There's no denying that being a new mom is incredibly difficult. It may feel like it's just never-ending vomit, poop, and exhaustion, but one woman is reminding all moms that it does get easier if they stick together during the ups and downs. Australian mommy blogger Constance Hall opened up in a relatable Facebook post that explains just how important it is for moms to find their supportive village.
"I often think about when I first have a baby, how overwhelming it is," she wrote on Facebook. "How some days you stare at your baby all day but haven't enjoyed them once. The constant stress of 'have I bonded with this baby? I'm so tired and resentful, is that normal?' With one leaking tit hanging out of a maternity bra, a flap of empty skin hanging over your nickers and a pad the size of a nappy hanging around your mangled vagina as you run to your screaming baby after daring to put her down and brush your teeth, you don't feel like a miracle . . . you don't look like the photo shoots."
Constance goes on to explain how this unique time is an emotional roller coaster, because at night when you can finally sleep and "by the time you wake up, the miracle of motherhood sets in, you can love your baby, overwhelmed feelings subside for now."
She shares how normal it is to feel this way as a parent.
"It's not motherhood that's the problem, it's the relentlessness," Constance wrote. "Your children aren't the problem, your lack of a village is. You see I read once that mothers suffer the most in the absence of a village. The worst part is that rather than questioning their community they are constantly questioning themselves."
So, what do we do? How do parents eliminate this feeling of loneliness and emotional distress from the journey that is motherhood?

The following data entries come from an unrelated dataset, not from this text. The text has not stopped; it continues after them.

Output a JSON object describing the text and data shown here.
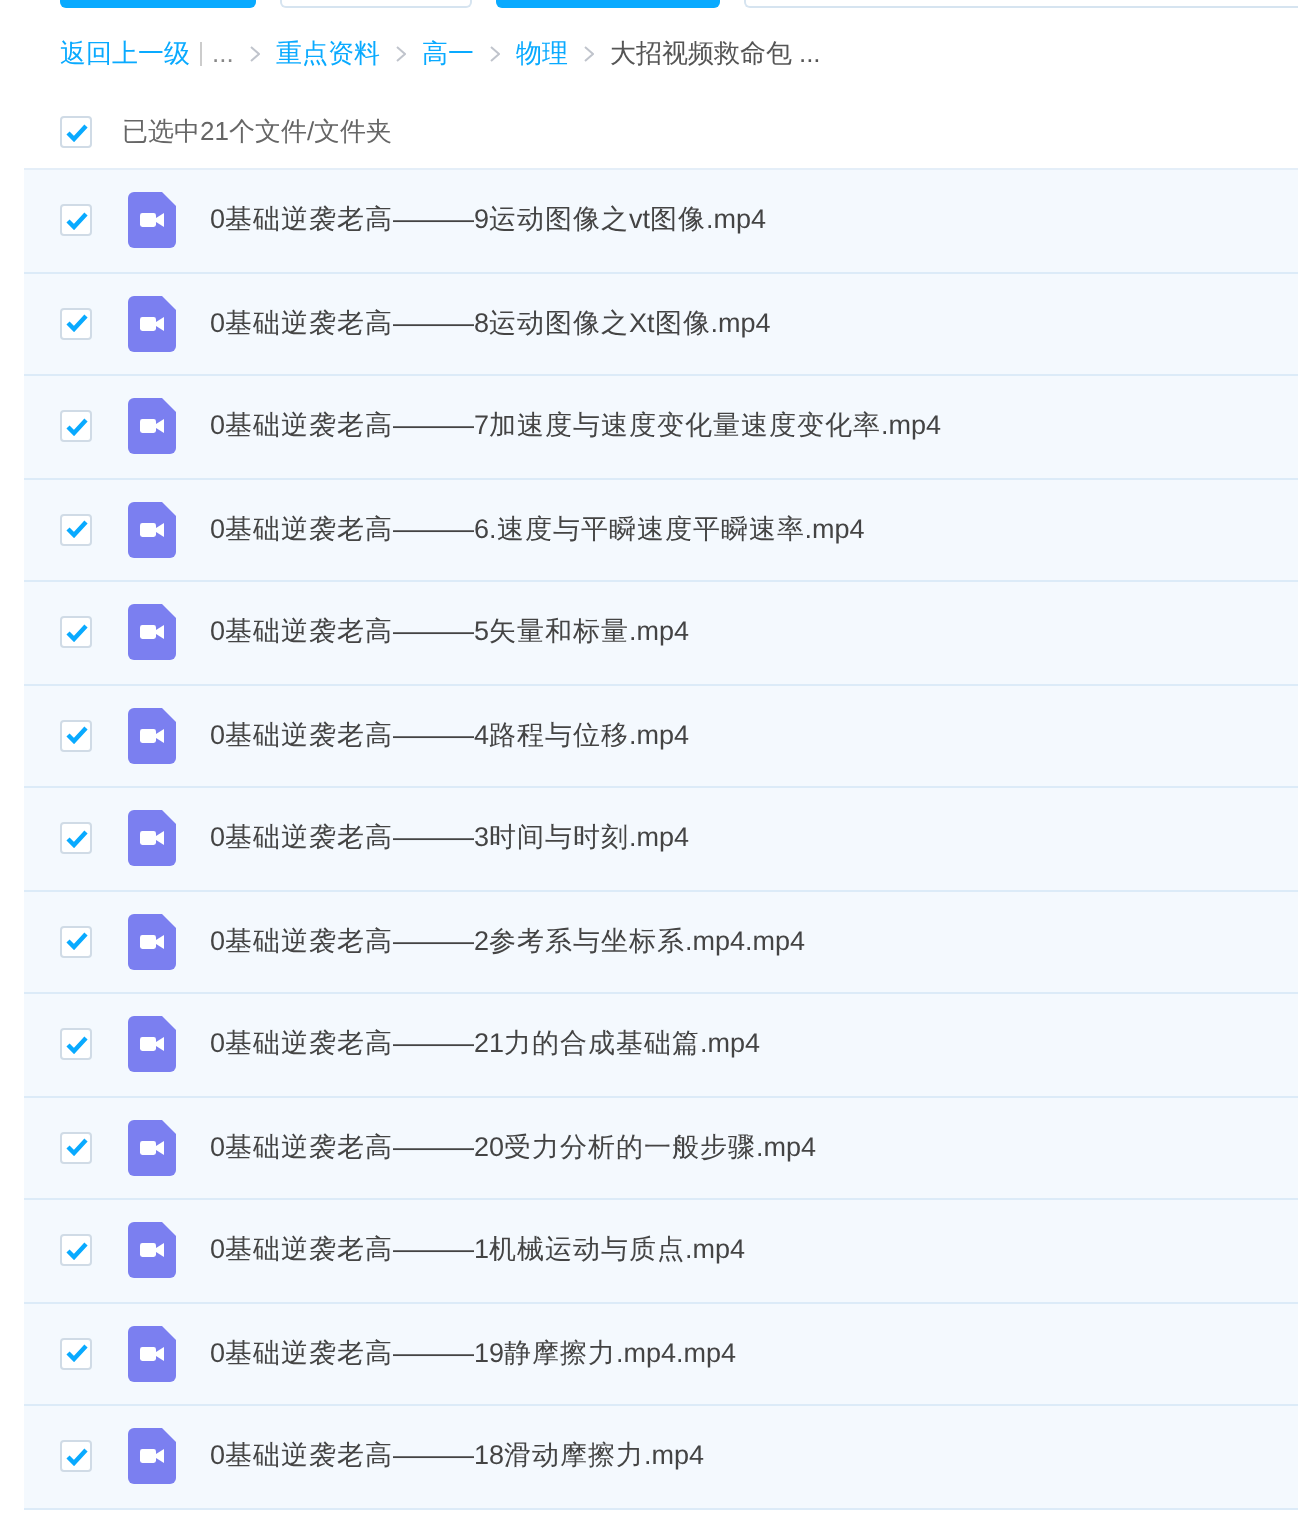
{
  "breadcrumb": [
    {
      "label": "返回上一级",
      "kind": "link"
    },
    {
      "label": "...",
      "kind": "text"
    },
    {
      "label": "重点资料",
      "kind": "link"
    },
    {
      "label": "高一",
      "kind": "link"
    },
    {
      "label": "物理",
      "kind": "link"
    },
    {
      "label": "大招视频救命包 ...",
      "kind": "current"
    }
  ],
  "select_all": {
    "label": "已选中21个文件/文件夹",
    "checked": true
  },
  "files": [
    {
      "name": "0基础逆袭老高———9运动图像之vt图像.mp4",
      "selected": true
    },
    {
      "name": "0基础逆袭老高———8运动图像之Xt图像.mp4",
      "selected": true
    },
    {
      "name": "0基础逆袭老高———7加速度与速度变化量速度变化率.mp4",
      "selected": true
    },
    {
      "name": "0基础逆袭老高———6.速度与平瞬速度平瞬速率.mp4",
      "selected": true
    },
    {
      "name": "0基础逆袭老高———5矢量和标量.mp4",
      "selected": true
    },
    {
      "name": "0基础逆袭老高———4路程与位移.mp4",
      "selected": true
    },
    {
      "name": "0基础逆袭老高———3时间与时刻.mp4",
      "selected": true
    },
    {
      "name": "0基础逆袭老高———2参考系与坐标系.mp4.mp4",
      "selected": true
    },
    {
      "name": "0基础逆袭老高———21力的合成基础篇.mp4",
      "selected": true
    },
    {
      "name": "0基础逆袭老高———20受力分析的一般步骤.mp4",
      "selected": true
    },
    {
      "name": "0基础逆袭老高———1机械运动与质点.mp4",
      "selected": true
    },
    {
      "name": "0基础逆袭老高———19静摩擦力.mp4.mp4",
      "selected": true
    },
    {
      "name": "0基础逆袭老高———18滑动摩擦力.mp4",
      "selected": true
    }
  ]
}
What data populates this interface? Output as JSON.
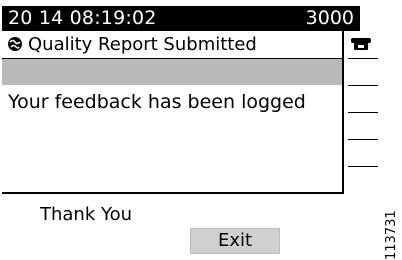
{
  "status_bar": {
    "datetime": "20 14 08:19:02",
    "extension": "3000"
  },
  "panel": {
    "title": "Quality Report Submitted",
    "title_icon": "globe-icon",
    "message": "Your feedback has been logged"
  },
  "line_keys": {
    "icon": "phone-icon"
  },
  "prompt": "Thank You",
  "softkeys": {
    "exit_label": "Exit"
  },
  "side_code": "113731",
  "colors": {
    "status_bar_bg": "#000000",
    "highlight": "#b9b9b9",
    "softkey_bg": "#d0d0d0"
  }
}
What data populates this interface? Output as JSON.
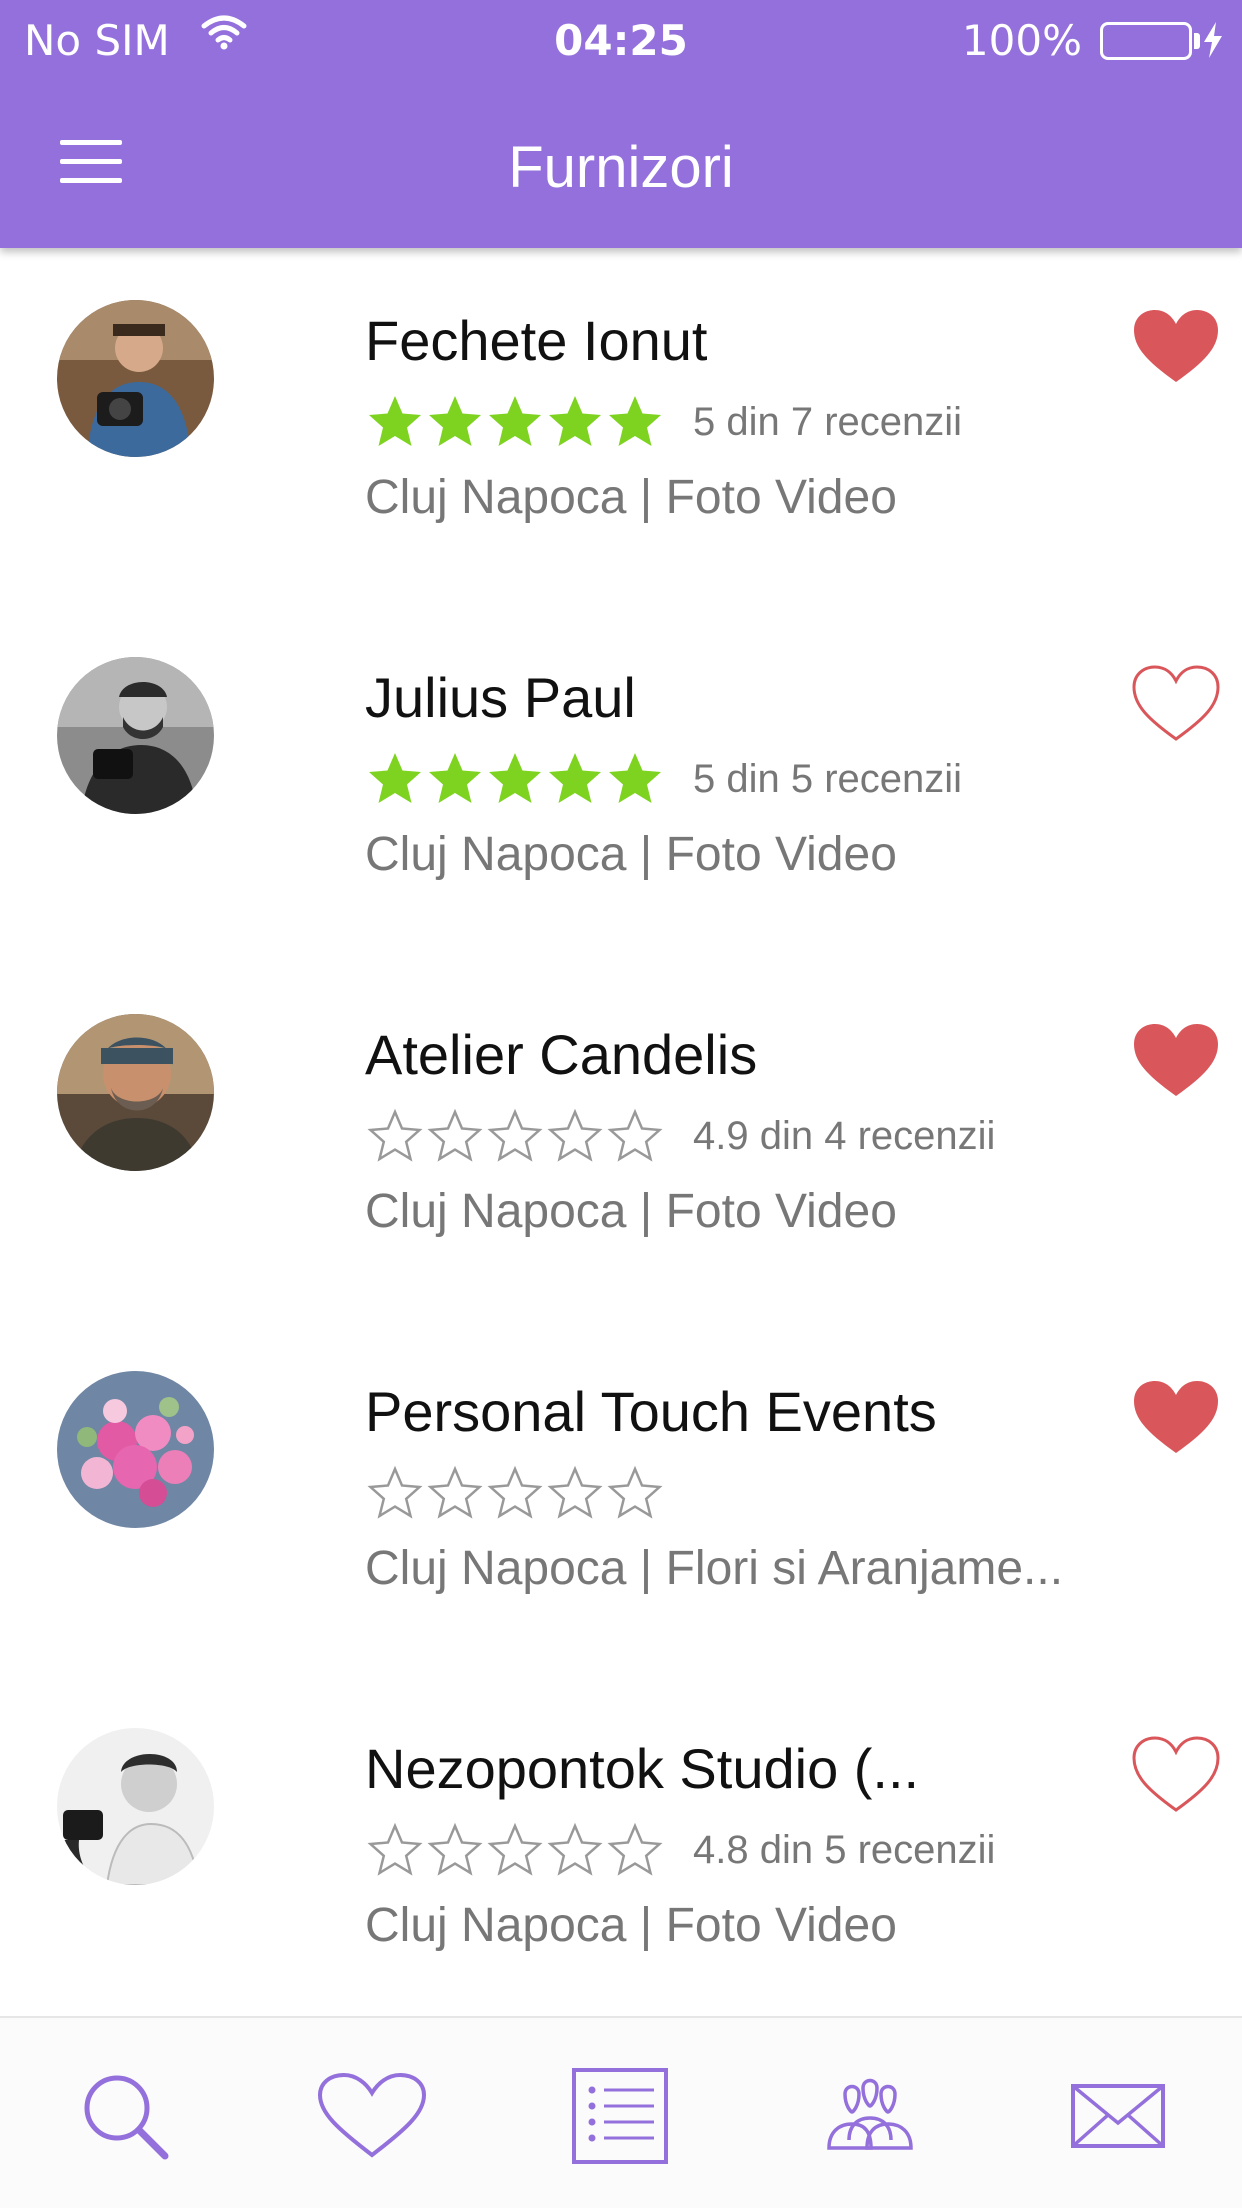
{
  "status_bar": {
    "carrier": "No SIM",
    "time": "04:25",
    "battery": "100%",
    "wifi_icon": "wifi-icon",
    "charging_icon": "bolt-icon"
  },
  "header": {
    "title": "Furnizori",
    "menu_icon": "hamburger-icon",
    "background": "#9370db"
  },
  "colors": {
    "accent": "#9370db",
    "star_filled": "#7ed321",
    "star_empty": "#999999",
    "heart": "#d9575b"
  },
  "providers": [
    {
      "name": "Fechete Ionut",
      "rating": 5,
      "rating_text": "5 din 7 recenzii",
      "meta": "Cluj Napoca | Foto Video",
      "favorite": true,
      "stars_filled": true
    },
    {
      "name": "Julius Paul",
      "rating": 5,
      "rating_text": "5 din 5 recenzii",
      "meta": "Cluj Napoca | Foto Video",
      "favorite": false,
      "stars_filled": true
    },
    {
      "name": "Atelier Candelis",
      "rating": 0,
      "rating_text": "4.9 din 4 recenzii",
      "meta": "Cluj Napoca | Foto Video",
      "favorite": true,
      "stars_filled": false
    },
    {
      "name": "Personal Touch Events",
      "rating": 0,
      "rating_text": "",
      "meta": "Cluj Napoca | Flori si Aranjame...",
      "favorite": true,
      "stars_filled": false
    },
    {
      "name": "Nezopontok Studio (...",
      "rating": 0,
      "rating_text": "4.8 din 5 recenzii",
      "meta": "Cluj Napoca | Foto Video",
      "favorite": false,
      "stars_filled": false
    }
  ],
  "tabbar": {
    "tabs": [
      {
        "icon": "search-icon"
      },
      {
        "icon": "heart-icon"
      },
      {
        "icon": "list-icon"
      },
      {
        "icon": "group-icon"
      },
      {
        "icon": "mail-icon"
      }
    ]
  }
}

Constance shared her advice: "Grab your girlfriends, hold them close, make dinner together, wash each other's dishes and love their babies like they are your own. We are our village."
It's hard not question yourself as a new mom, but that's what a village is for — to cry, laugh, and understand that you're not alone.
Constance closed her note with a story about her own village, and the laughter it brought her (and us, too). "My all time favorite memory of the first few weeks of motherhood was opening the door, leaky tit hanging out, flap of skin swooping under my top and the sides of a maternity pad sticking out of my undies, to a friend, who took one look at my disgraceful state and we both pissed ourselves laughing."